= TASK INPUT =
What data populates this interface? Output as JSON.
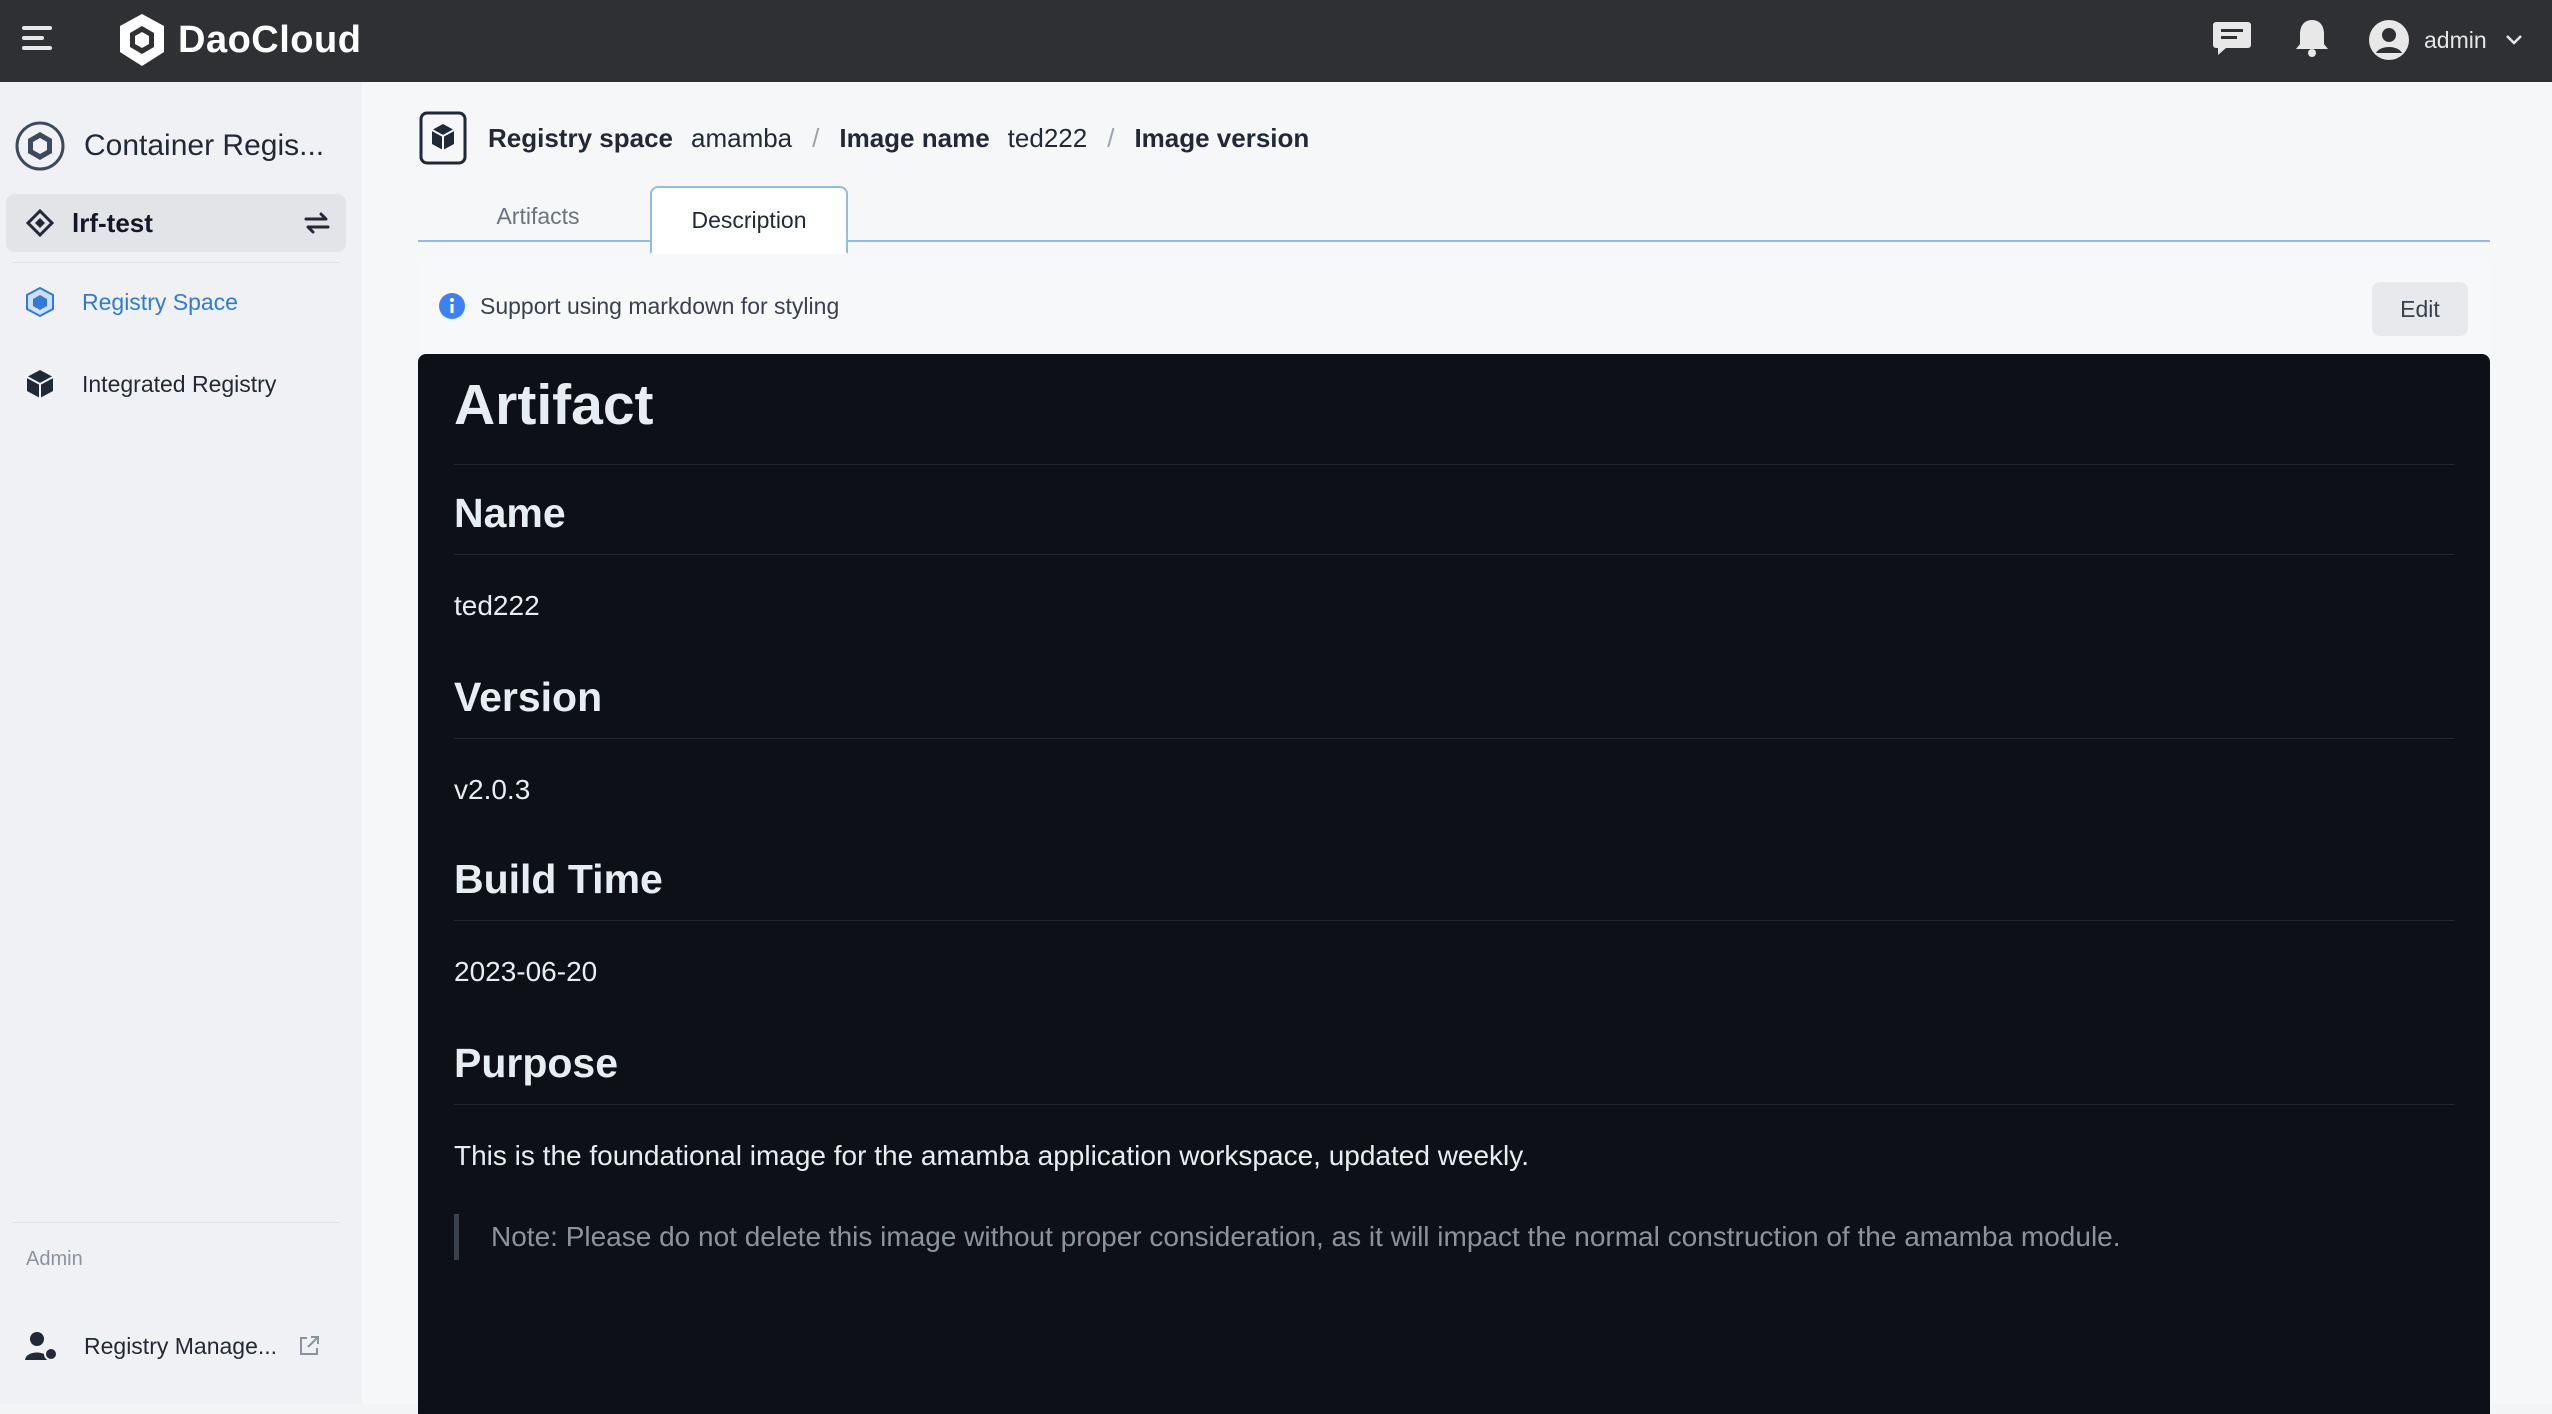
{
  "topbar": {
    "brand": "DaoCloud",
    "user_name": "admin",
    "icons": [
      "menu-icon",
      "chat-icon",
      "bell-icon",
      "user-avatar-icon",
      "chevron-down-icon"
    ]
  },
  "sidebar": {
    "module_title": "Container Regis...",
    "workspace": "lrf-test",
    "items": [
      {
        "label": "Registry Space",
        "active": true
      },
      {
        "label": "Integrated Registry",
        "active": false
      }
    ],
    "admin_section": "Admin",
    "admin_items": [
      {
        "label": "Registry Manage..."
      }
    ]
  },
  "breadcrumb": {
    "registry_key": "Registry space",
    "registry_val": "amamba",
    "image_key": "Image name",
    "image_val": "ted222",
    "version_key": "Image version"
  },
  "tabs": [
    {
      "label": "Artifacts",
      "active": false
    },
    {
      "label": "Description",
      "active": true
    }
  ],
  "notice": {
    "text": "Support using markdown for styling",
    "edit_label": "Edit"
  },
  "markdown": {
    "h1": "Artifact",
    "name_heading": "Name",
    "name_value": "ted222",
    "version_heading": "Version",
    "version_value": "v2.0.3",
    "build_heading": "Build Time",
    "build_value": "2023-06-20",
    "purpose_heading": "Purpose",
    "purpose_text": "This is the foundational image for the amamba application workspace, updated weekly.",
    "note": "Note: Please do not delete this image without proper consideration, as it will impact the normal construction of the amamba module."
  },
  "colors": {
    "topbar": "#2f3033",
    "accent": "#2f7bd6",
    "markdown_bg": "#0d1117",
    "info_icon": "#3b82f6"
  }
}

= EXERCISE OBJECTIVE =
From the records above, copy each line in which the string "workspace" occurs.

= COMPLETED TASK =
    "workspace": "lrf-test",
    "purpose_text": "This is the foundational image for the amamba application workspace, updated weekly.",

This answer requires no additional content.